(EXERCISE INSTRUCTIONS):
Retype the data below exactly; skip every image.

(DATA RECORDS):
-------------------------

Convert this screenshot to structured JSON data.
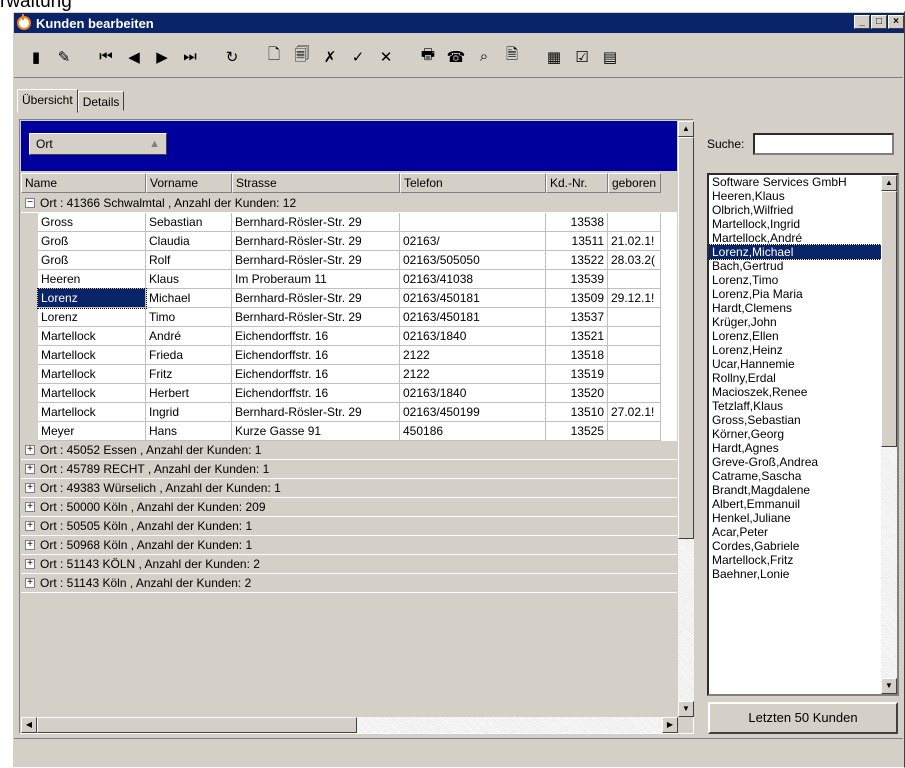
{
  "background_caption": "rwaltung",
  "window": {
    "title": "Kunden bearbeiten",
    "controls": [
      "_",
      "□",
      "×"
    ]
  },
  "toolbar": {
    "buttons": [
      {
        "icon": "exit-door-icon",
        "glyph": "▮"
      },
      {
        "icon": "edit-pen-icon",
        "glyph": "✎"
      },
      {
        "icon": "first-record-icon",
        "glyph": "⏮"
      },
      {
        "icon": "previous-record-icon",
        "glyph": "◀"
      },
      {
        "icon": "next-record-icon",
        "glyph": "▶"
      },
      {
        "icon": "last-record-icon",
        "glyph": "⏭"
      },
      {
        "icon": "refresh-icon",
        "glyph": "↻"
      },
      {
        "icon": "new-record-icon",
        "glyph": "🗋"
      },
      {
        "icon": "copy-record-icon",
        "glyph": "🗐"
      },
      {
        "icon": "delete-record-icon",
        "glyph": "✗"
      },
      {
        "icon": "confirm-icon",
        "glyph": "✓"
      },
      {
        "icon": "cancel-icon",
        "glyph": "✕"
      },
      {
        "icon": "print-icon",
        "glyph": "🖶"
      },
      {
        "icon": "phone-icon",
        "glyph": "☎"
      },
      {
        "icon": "search-binoculars-icon",
        "glyph": "⌕"
      },
      {
        "icon": "document-icon",
        "glyph": "🗎"
      },
      {
        "icon": "excel-export-icon",
        "glyph": "▦"
      },
      {
        "icon": "checkbox-icon",
        "glyph": "☑"
      },
      {
        "icon": "calendar-icon",
        "glyph": "▤"
      }
    ]
  },
  "tabs": [
    {
      "label": "Übersicht",
      "active": true
    },
    {
      "label": "Details",
      "active": false
    }
  ],
  "grid": {
    "group_by": "Ort",
    "columns": [
      "Name",
      "Vorname",
      "Strasse",
      "Telefon",
      "Kd.-Nr.",
      "geboren"
    ],
    "expanded_group": {
      "label": "Ort : 41366 Schwalmtal , Anzahl der Kunden: 12",
      "rows": [
        [
          "Gross",
          "Sebastian",
          "Bernhard-Rösler-Str. 29",
          "",
          "13538",
          ""
        ],
        [
          "Groß",
          "Claudia",
          "Bernhard-Rösler-Str. 29",
          "02163/",
          "13511",
          "21.02.1!"
        ],
        [
          "Groß",
          "Rolf",
          "Bernhard-Rösler-Str. 29",
          "02163/505050",
          "13522",
          "28.03.2("
        ],
        [
          "Heeren",
          "Klaus",
          "Im Proberaum 11",
          "02163/41038",
          "13539",
          ""
        ],
        [
          "Lorenz",
          "Michael",
          "Bernhard-Rösler-Str. 29",
          "02163/450181",
          "13509",
          "29.12.1!"
        ],
        [
          "Lorenz",
          "Timo",
          "Bernhard-Rösler-Str. 29",
          "02163/450181",
          "13537",
          ""
        ],
        [
          "Martellock",
          "André",
          "Eichendorffstr. 16",
          "02163/1840",
          "13521",
          ""
        ],
        [
          "Martellock",
          "Frieda",
          "Eichendorffstr. 16",
          "2122",
          "13518",
          ""
        ],
        [
          "Martellock",
          "Fritz",
          "Eichendorffstr. 16",
          "2122",
          "13519",
          ""
        ],
        [
          "Martellock",
          "Herbert",
          "Eichendorffstr. 16",
          "02163/1840",
          "13520",
          ""
        ],
        [
          "Martellock",
          "Ingrid",
          "Bernhard-Rösler-Str. 29",
          "02163/450199",
          "13510",
          "27.02.1!"
        ],
        [
          "Meyer",
          "Hans",
          "Kurze Gasse 91",
          "450186",
          "13525",
          ""
        ]
      ]
    },
    "collapsed_groups": [
      "Ort : 45052 Essen , Anzahl der Kunden: 1",
      "Ort : 45789 RECHT , Anzahl der Kunden: 1",
      "Ort : 49383 Würselich , Anzahl der Kunden: 1",
      "Ort : 50000 Köln , Anzahl der Kunden: 209",
      "Ort : 50505 Köln , Anzahl der Kunden: 1",
      "Ort : 50968 Köln , Anzahl der Kunden: 1",
      "Ort : 51143 KÖLN , Anzahl der Kunden: 2",
      "Ort : 51143 Köln , Anzahl der Kunden: 2"
    ]
  },
  "sidebar": {
    "search_label": "Suche:",
    "search_value": "",
    "list": [
      "Software Services GmbH",
      "Heeren,Klaus",
      "Olbrich,Wilfried",
      "Martellock,Ingrid",
      "Martellock,André",
      "Lorenz,Michael",
      "Bach,Gertrud",
      "Lorenz,Timo",
      "Lorenz,Pia Maria",
      "Hardt,Clemens",
      "Krüger,John",
      "Lorenz,Ellen",
      "Lorenz,Heinz",
      "Ucar,Hannemie",
      "Rollny,Erdal",
      "Macioszek,Renee",
      "Tetzlaff,Klaus",
      "Gross,Sebastian",
      "Körner,Georg",
      "Hardt,Agnes",
      "Greve-Groß,Andrea",
      "Catrame,Sascha",
      "Brandt,Magdalene",
      "Albert,Emmanuil",
      "Henkel,Juliane",
      "Acar,Peter",
      "Cordes,Gabriele",
      "Martellock,Fritz",
      "Baehner,Lonie"
    ],
    "selected_list_item": "Lorenz,Michael",
    "last_customers_button": "Letzten 50 Kunden"
  }
}
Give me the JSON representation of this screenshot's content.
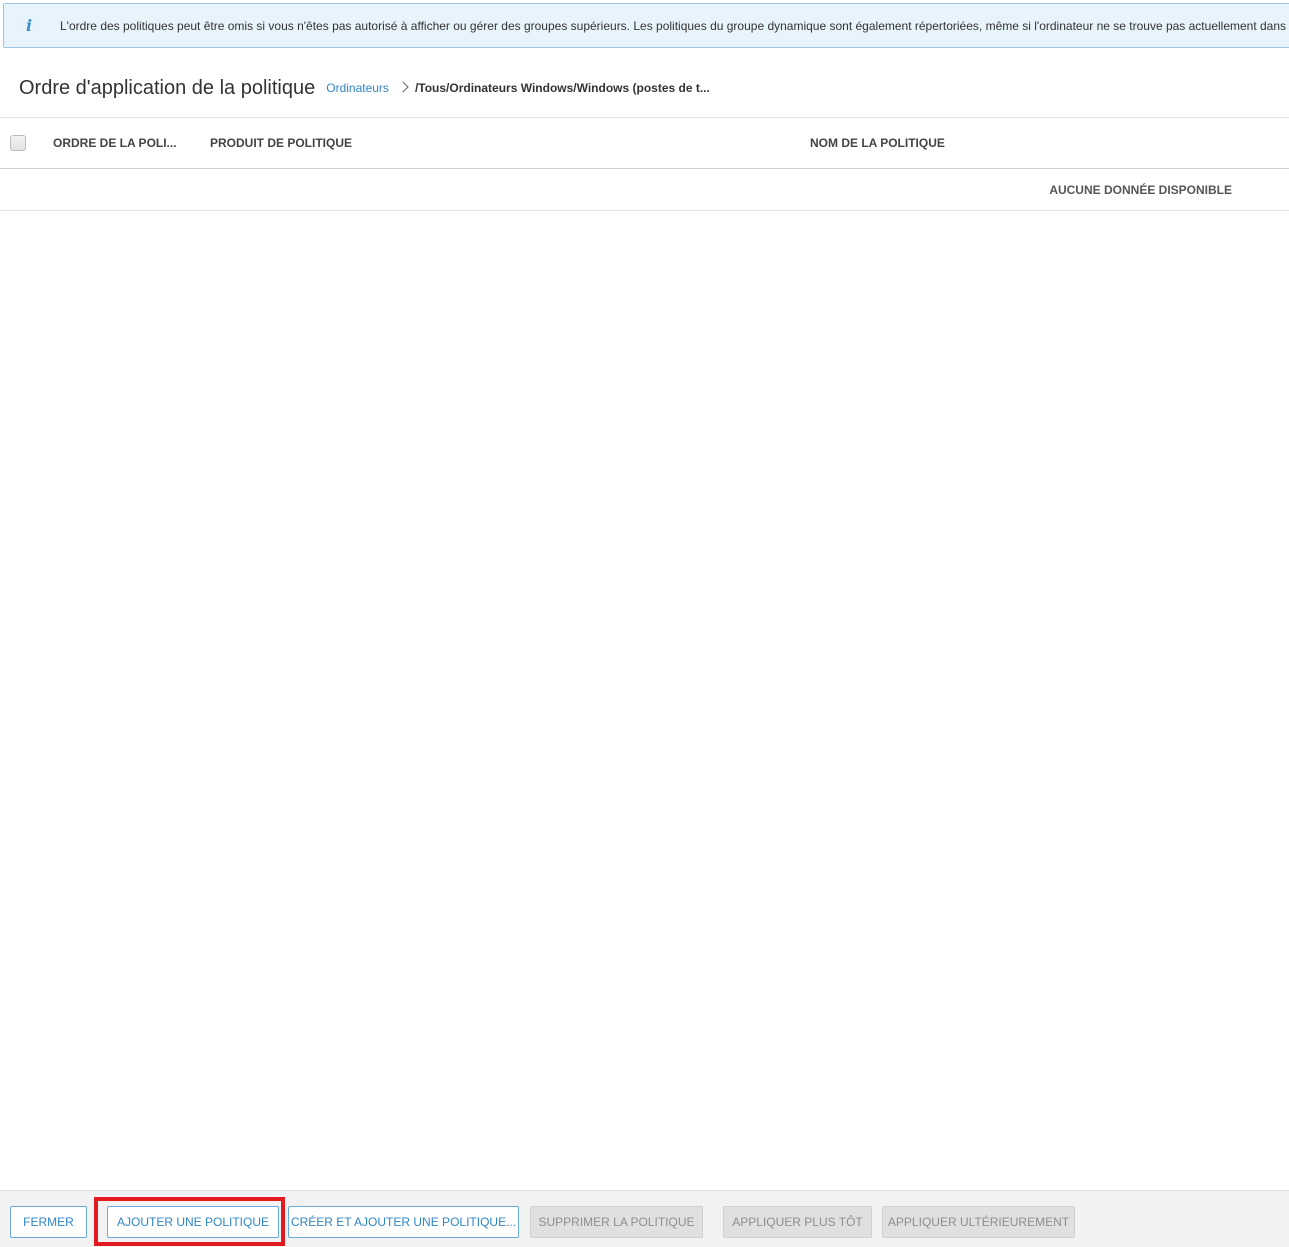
{
  "banner": {
    "icon": "info-icon",
    "text": "L'ordre des politiques peut être omis si vous n'êtes pas autorisé à afficher ou gérer des groupes supérieurs. Les politiques du groupe dynamique sont également répertoriées, même si l'ordinateur ne se trouve pas actuellement dans ce groupe."
  },
  "header": {
    "title": "Ordre d'application de la politique",
    "breadcrumb": {
      "link": "Ordinateurs",
      "path": "/Tous/Ordinateurs Windows/Windows (postes de t..."
    }
  },
  "table": {
    "columns": [
      "ORDRE DE LA POLI...",
      "PRODUIT DE POLITIQUE",
      "NOM DE LA POLITIQUE"
    ],
    "empty_message": "AUCUNE DONNÉE DISPONIBLE"
  },
  "footer": {
    "buttons": {
      "close": "FERMER",
      "add": "AJOUTER UNE POLITIQUE",
      "create_add": "CRÉER ET AJOUTER UNE POLITIQUE...",
      "delete": "SUPPRIMER LA POLITIQUE",
      "apply_earlier": "APPLIQUER PLUS TÔT",
      "apply_later": "APPLIQUER ULTÉRIEUREMENT"
    }
  },
  "colors": {
    "accent": "#2f86c5",
    "highlight": "#e21b23",
    "banner_bg": "#e8f4fb"
  }
}
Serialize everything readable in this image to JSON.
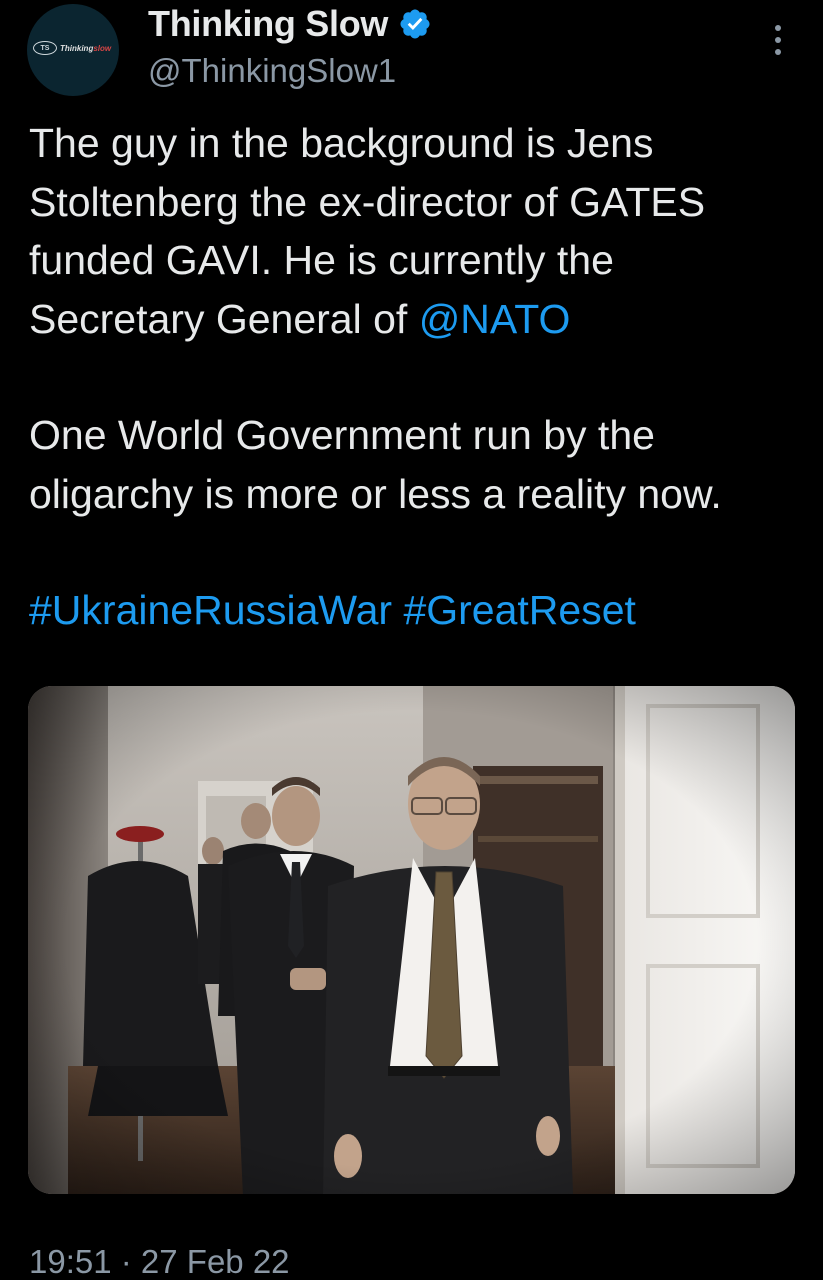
{
  "author": {
    "display_name": "Thinking Slow",
    "handle": "@ThinkingSlow1",
    "verified": true,
    "avatar_logo_text_main": "Thinking",
    "avatar_logo_text_accent": "slow",
    "avatar_logo_mark": "TS"
  },
  "tweet": {
    "line1": "The guy in the background is Jens Stoltenberg the ex-director of GATES funded GAVI.  He is currently the Secretary General of ",
    "mention": "@NATO",
    "line2": "One World Government run by the oligarchy is more or less a reality now.",
    "hashtag1": "#UkraineRussiaWar",
    "hashtag_separator": " ",
    "hashtag2": "#GreatReset"
  },
  "media": {
    "type": "photo",
    "description_icon": "photo-icon"
  },
  "meta": {
    "time": "19:51",
    "separator": " · ",
    "date": "27 Feb 22"
  },
  "colors": {
    "background": "#000000",
    "text_primary": "#e7e9ea",
    "text_secondary": "#8b98a5",
    "link": "#1d9bf0",
    "verified": "#1d9bf0"
  },
  "icons": {
    "verified": "verified-badge-icon",
    "more": "more-vertical-icon"
  }
}
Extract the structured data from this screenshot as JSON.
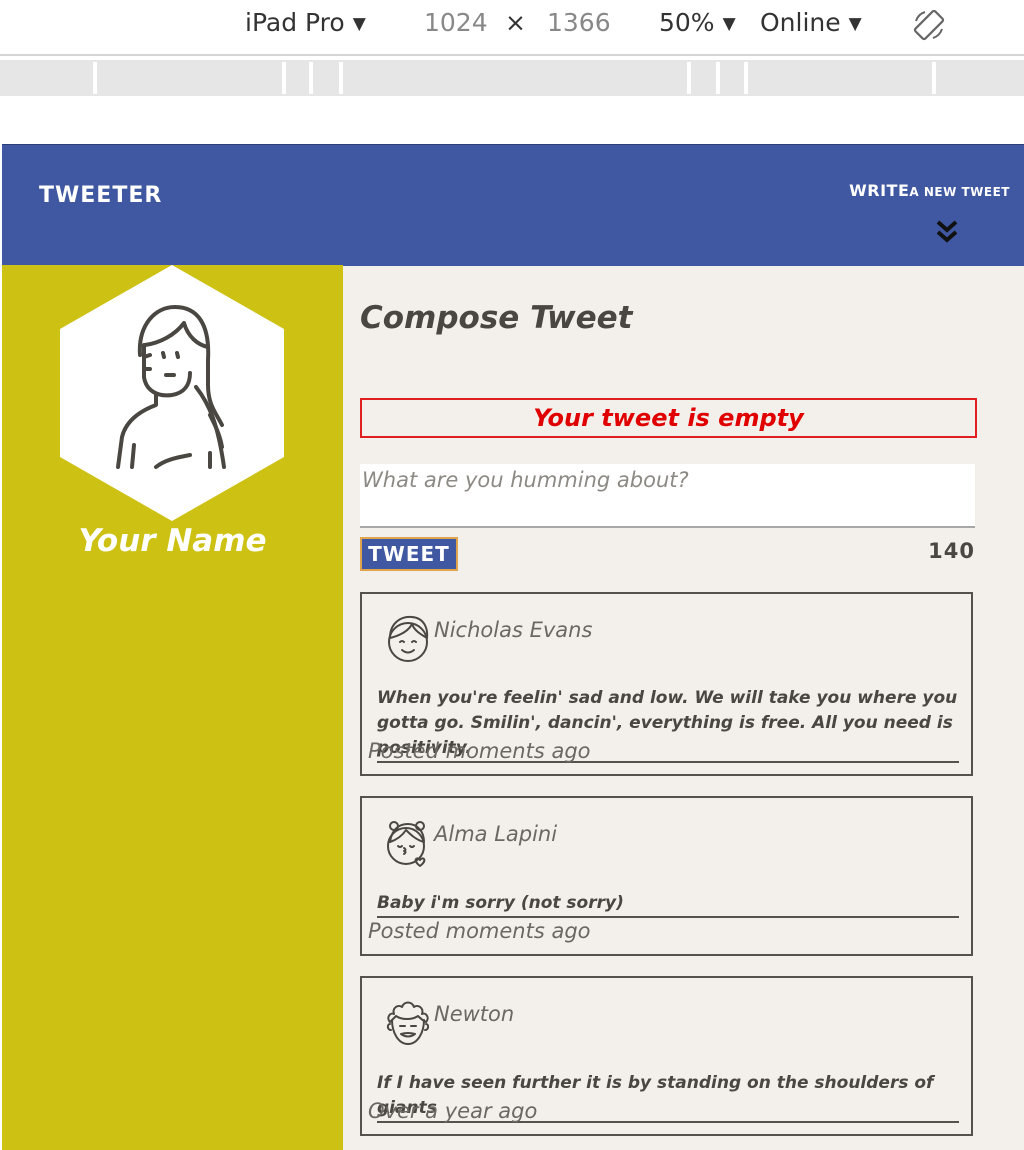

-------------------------

(OUTPUT FOR THIS EXERCISE):
Convert this screenshot to structured JSON data.
{
  "background_caption": "rwaltung",
  "window": {
    "title": "Kunden bearbeiten",
    "controls": [
      "_",
      "□",
      "×"
    ]
  },
  "toolbar": {
    "buttons": [
      {
        "icon": "exit-door-icon",
        "glyph": "▮"
      },
      {
        "icon": "edit-pen-icon",
        "glyph": "✎"
      },
      {
        "icon": "first-record-icon",
        "glyph": "⏮"
      },
      {
        "icon": "previous-record-icon",
        "glyph": "◀"
      },
      {
        "icon": "next-record-icon",
        "glyph": "▶"
      },
      {
        "icon": "last-record-icon",
        "glyph": "⏭"
      },
      {
        "icon": "refresh-icon",
        "glyph": "↻"
      },
      {
        "icon": "new-record-icon",
        "glyph": "🗋"
      },
      {
        "icon": "copy-record-icon",
        "glyph": "🗐"
      },
      {
        "icon": "delete-record-icon",
        "glyph": "✗"
      },
      {
        "icon": "confirm-icon",
        "glyph": "✓"
      },
      {
        "icon": "cancel-icon",
        "glyph": "✕"
      },
      {
        "icon": "print-icon",
        "glyph": "🖶"
      },
      {
        "icon": "phone-icon",
        "glyph": "☎"
      },
      {
        "icon": "search-binoculars-icon",
        "glyph": "⌕"
      },
      {
        "icon": "document-icon",
        "glyph": "🗎"
      },
      {
        "icon": "excel-export-icon",
        "glyph": "▦"
      },
      {
        "icon": "checkbox-icon",
        "glyph": "☑"
      },
      {
        "icon": "calendar-icon",
        "glyph": "▤"
      }
    ]
  },
  "tabs": [
    {
      "label": "Übersicht",
      "active": true
    },
    {
      "label": "Details",
      "active": false
    }
  ],
  "grid": {
    "group_by": "Ort",
    "columns": [
      "Name",
      "Vorname",
      "Strasse",
      "Telefon",
      "Kd.-Nr.",
      "geboren"
    ],
    "expanded_group": {
      "label": "Ort : 41366 Schwalmtal , Anzahl der Kunden: 12",
      "rows": [
        [
          "Gross",
          "Sebastian",
          "Bernhard-Rösler-Str. 29",
          "",
          "13538",
          ""
        ],
        [
          "Groß",
          "Claudia",
          "Bernhard-Rösler-Str. 29",
          "02163/",
          "13511",
          "21.02.1!"
        ],
        [
          "Groß",
          "Rolf",
          "Bernhard-Rösler-Str. 29",
          "02163/505050",
          "13522",
          "28.03.2("
        ],
        [
          "Heeren",
          "Klaus",
          "Im Proberaum 11",
          "02163/41038",
          "13539",
          ""
        ],
        [
          "Lorenz",
          "Michael",
          "Bernhard-Rösler-Str. 29",
          "02163/450181",
          "13509",
          "29.12.1!"
        ],
        [
          "Lorenz",
          "Timo",
          "Bernhard-Rösler-Str. 29",
          "02163/450181",
          "13537",
          ""
        ],
        [
          "Martellock",
          "André",
          "Eichendorffstr. 16",
          "02163/1840",
          "13521",
          ""
        ],
        [
          "Martellock",
          "Frieda",
          "Eichendorffstr. 16",
          "2122",
          "13518",
          ""
        ],
        [
          "Martellock",
          "Fritz",
          "Eichendorffstr. 16",
          "2122",
          "13519",
          ""
        ],
        [
          "Martellock",
          "Herbert",
          "Eichendorffstr. 16",
          "02163/1840",
          "13520",
          ""
        ],
        [
          "Martellock",
          "Ingrid",
          "Bernhard-Rösler-Str. 29",
          "02163/450199",
          "13510",
          "27.02.1!"
        ],
        [
          "Meyer",
          "Hans",
          "Kurze Gasse 91",
          "450186",
          "13525",
          ""
        ]
      ]
    },
    "collapsed_groups": [
      "Ort : 45052 Essen , Anzahl der Kunden: 1",
      "Ort : 45789 RECHT , Anzahl der Kunden: 1",
      "Ort : 49383 Würselich , Anzahl der Kunden: 1",
      "Ort : 50000 Köln , Anzahl der Kunden: 209",
      "Ort : 50505 Köln , Anzahl der Kunden: 1",
      "Ort : 50968 Köln , Anzahl der Kunden: 1",
      "Ort : 51143 KÖLN , Anzahl der Kunden: 2",
      "Ort : 51143 Köln , Anzahl der Kunden: 2"
    ]
  },
  "sidebar": {
    "search_label": "Suche:",
    "search_value": "",
    "list": [
      "Software Services GmbH",
      "Heeren,Klaus",
      "Olbrich,Wilfried",
      "Martellock,Ingrid",
      "Martellock,André",
      "Lorenz,Michael",
      "Bach,Gertrud",
      "Lorenz,Timo",
      "Lorenz,Pia Maria",
      "Hardt,Clemens",
      "Krüger,John",
      "Lorenz,Ellen",
      "Lorenz,Heinz",
      "Ucar,Hannemie",
      "Rollny,Erdal",
      "Macioszek,Renee",
      "Tetzlaff,Klaus",
      "Gross,Sebastian",
      "Körner,Georg",
      "Hardt,Agnes",
      "Greve-Groß,Andrea",
      "Catrame,Sascha",
      "Brandt,Magdalene",
      "Albert,Emmanuil",
      "Henkel,Juliane",
      "Acar,Peter",
      "Cordes,Gabriele",
      "Martellock,Fritz",
      "Baehner,Lonie"
    ],
    "selected_list_item": "Lorenz,Michael",
    "last_customers_button": "Letzten 50 Kunden"
  }
}
Give me the JSON representation of this screenshot's content.
{
  "banner": {
    "icon": "info-icon",
    "text": "L'ordre des politiques peut être omis si vous n'êtes pas autorisé à afficher ou gérer des groupes supérieurs. Les politiques du groupe dynamique sont également répertoriées, même si l'ordinateur ne se trouve pas actuellement dans ce groupe."
  },
  "header": {
    "title": "Ordre d'application de la politique",
    "breadcrumb": {
      "link": "Ordinateurs",
      "path": "/Tous/Ordinateurs Windows/Windows (postes de t..."
    }
  },
  "table": {
    "columns": [
      "ORDRE DE LA POLI...",
      "PRODUIT DE POLITIQUE",
      "NOM DE LA POLITIQUE"
    ],
    "empty_message": "AUCUNE DONNÉE DISPONIBLE"
  },
  "footer": {
    "buttons": {
      "close": "FERMER",
      "add": "AJOUTER UNE POLITIQUE",
      "create_add": "CRÉER ET AJOUTER UNE POLITIQUE...",
      "delete": "SUPPRIMER LA POLITIQUE",
      "apply_earlier": "APPLIQUER PLUS TÔT",
      "apply_later": "APPLIQUER ULTÉRIEUREMENT"
    }
  },
  "colors": {
    "accent": "#2f86c5",
    "highlight": "#e21b23",
    "banner_bg": "#e8f4fb"
  }
}
Serialize everything readable in this image to JSON.
{
  "author": {
    "display_name": "Thinking Slow",
    "handle": "@ThinkingSlow1",
    "verified": true,
    "avatar_logo_text_main": "Thinking",
    "avatar_logo_text_accent": "slow",
    "avatar_logo_mark": "TS"
  },
  "tweet": {
    "line1": "The guy in the background is Jens Stoltenberg the ex-director of GATES funded GAVI.  He is currently the Secretary General of ",
    "mention": "@NATO",
    "line2": "One World Government run by the oligarchy is more or less a reality now.",
    "hashtag1": "#UkraineRussiaWar",
    "hashtag_separator": " ",
    "hashtag2": "#GreatReset"
  },
  "media": {
    "type": "photo",
    "description_icon": "photo-icon"
  },
  "meta": {
    "time": "19:51",
    "separator": " · ",
    "date": "27 Feb 22"
  },
  "colors": {
    "background": "#000000",
    "text_primary": "#e7e9ea",
    "text_secondary": "#8b98a5",
    "link": "#1d9bf0",
    "verified": "#1d9bf0"
  },
  "icons": {
    "verified": "verified-badge-icon",
    "more": "more-vertical-icon"
  }
}
Extract the structured data from this screenshot as JSON.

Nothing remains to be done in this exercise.